What can we look forward to seeing?
Neil: We’re featuring several individual collections of everything WFC, such as Nigel Gibbs’ collection, the museum’s archive and many other supporters’ stuff. We’re uploading all of the time, with a ‘latest updates’ page so you can keep track. The archive of articles covers football in Watford from the very beginning, including rare photos of Herts Rangers (1875-1883) and the earliest known photo of Watford FC (as Watford Rovers).
Tom: One thing I think makes the site unique is the marriage between articles covering the history of the club, including some fascinating discoveries and new research, and the often-rare and precious items featured, which explain and give context to that history. Readers of the Watford Treasury publications will be familiar with the aesthetic and we hope it provides an exciting resource for them and for anyone else who might become inspired by what we’re showing.
What are your favourite items?
Neil: My big passion is match-worn shirts, so they’re up there – probably the 1975 or 1969/70 originals? But I love the infrastructure stuff too, so the old Cassio Road turnstile and 1980s match-day flag are favourites.
Tom: I must admit to a bias towards badges and medals as these were the first things that got me hooked into Watford memorabilia and history. The medal won by Charlie Peacock in 1892 is one of the most exciting things I’ve ever unearthed; I also love the gold and silver fobs and enamelled badges from before WW2. However, like Neil, co-curating the Vicarage Road centenary exhibition at the museum has led to a permanent affection for surviving fixtures and fittings from the ground!
What are the most unusual items?
Neil: We haven’t featured the 1970s underpants yet, so I can’t say them. The ‘Petchey Family’ entrance sign is a bit quirky, but for sheer left-field nonsense, Jim Bonser’s leaving card takes the prize. Signed by Elton, it features a ridiculous and totally inappropriate fluffy bunny on the cover.
Tom: Good question! The football club’s official Christmas cards from the fifties and sixties are hilariously dreary and generic. Aside from that, an item from 1892 which is a sombre and sincere-looking ‘in memory’ card, but commemorates the ‘death’ of St Albans FC at Watford Rovers’ hands. Late-Victorian football banter at its finest!
Can we contribute?
Neil: Yes! We love to see other people’s collections and read their Hornet-related memories. We’ve featured a few supporters’ collections and would love to do more. There’s a ‘Contribute’ button on the site – please hit it if you’d like to join in. We’ve especially enjoyed contact from relatives of old players, dating back to the earliest times of the club.
What about that history with Luton?

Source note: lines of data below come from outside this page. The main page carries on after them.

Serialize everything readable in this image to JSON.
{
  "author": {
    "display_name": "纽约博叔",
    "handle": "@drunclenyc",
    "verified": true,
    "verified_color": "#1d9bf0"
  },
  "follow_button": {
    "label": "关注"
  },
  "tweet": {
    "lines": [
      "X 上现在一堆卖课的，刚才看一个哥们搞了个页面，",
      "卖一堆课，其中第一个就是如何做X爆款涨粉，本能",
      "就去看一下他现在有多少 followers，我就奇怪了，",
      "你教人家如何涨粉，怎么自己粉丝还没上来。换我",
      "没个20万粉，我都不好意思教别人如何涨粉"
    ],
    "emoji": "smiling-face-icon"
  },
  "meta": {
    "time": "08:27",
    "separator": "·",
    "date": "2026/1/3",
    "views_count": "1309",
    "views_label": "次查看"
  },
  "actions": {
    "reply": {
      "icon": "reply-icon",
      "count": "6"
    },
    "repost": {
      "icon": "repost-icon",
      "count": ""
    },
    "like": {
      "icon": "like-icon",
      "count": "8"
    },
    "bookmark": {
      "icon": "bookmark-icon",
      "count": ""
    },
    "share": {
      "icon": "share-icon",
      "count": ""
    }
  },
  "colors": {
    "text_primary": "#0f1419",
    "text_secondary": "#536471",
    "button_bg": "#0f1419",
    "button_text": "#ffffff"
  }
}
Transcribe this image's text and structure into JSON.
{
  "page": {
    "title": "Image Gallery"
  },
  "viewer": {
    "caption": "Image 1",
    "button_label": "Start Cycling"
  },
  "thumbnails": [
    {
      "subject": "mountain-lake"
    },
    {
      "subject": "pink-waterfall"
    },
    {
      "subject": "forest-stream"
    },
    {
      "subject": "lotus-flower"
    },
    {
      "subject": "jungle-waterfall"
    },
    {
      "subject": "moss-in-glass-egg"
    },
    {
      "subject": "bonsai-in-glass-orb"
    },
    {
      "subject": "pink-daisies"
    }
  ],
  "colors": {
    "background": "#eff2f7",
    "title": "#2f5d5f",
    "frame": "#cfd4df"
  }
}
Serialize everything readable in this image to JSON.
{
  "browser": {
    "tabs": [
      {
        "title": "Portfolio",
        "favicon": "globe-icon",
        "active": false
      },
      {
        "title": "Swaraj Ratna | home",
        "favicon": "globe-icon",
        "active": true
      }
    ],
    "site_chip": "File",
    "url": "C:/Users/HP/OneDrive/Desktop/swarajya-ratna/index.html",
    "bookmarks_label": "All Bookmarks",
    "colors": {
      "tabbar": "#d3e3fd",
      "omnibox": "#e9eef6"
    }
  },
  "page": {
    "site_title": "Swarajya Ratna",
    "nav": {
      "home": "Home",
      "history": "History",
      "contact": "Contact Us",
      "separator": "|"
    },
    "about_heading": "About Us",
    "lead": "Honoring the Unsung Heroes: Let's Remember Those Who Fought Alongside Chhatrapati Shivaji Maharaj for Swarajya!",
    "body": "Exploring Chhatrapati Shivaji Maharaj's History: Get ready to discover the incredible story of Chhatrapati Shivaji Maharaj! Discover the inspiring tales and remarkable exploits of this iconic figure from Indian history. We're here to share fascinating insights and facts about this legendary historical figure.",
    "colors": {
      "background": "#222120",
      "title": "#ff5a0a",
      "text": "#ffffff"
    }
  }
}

Neil: Ha! Yes, that’s an interesting one. There’s a Luton Town website that includes articles about the history of the rivalry between them and us. Included is an ‘analysis’ of the official Watford history. Not only is it disparaging of Oli Phillips and Trefor Jones, but it attempts to move our founding date to 1898. It’s all tosh, of course, so we’ve featured a more factual history of Watford FC, with supporting contemporary documents to help clarify the timeline. There are a few new nuggets in there, so we think it’s well worth a read. If you ever hear the story about Luton supporters throwing stones at the Watford players after the first-ever meeting – rest easy knowing it is absolutely true (and that ‘they’ started it!)
You can find Watford Gold at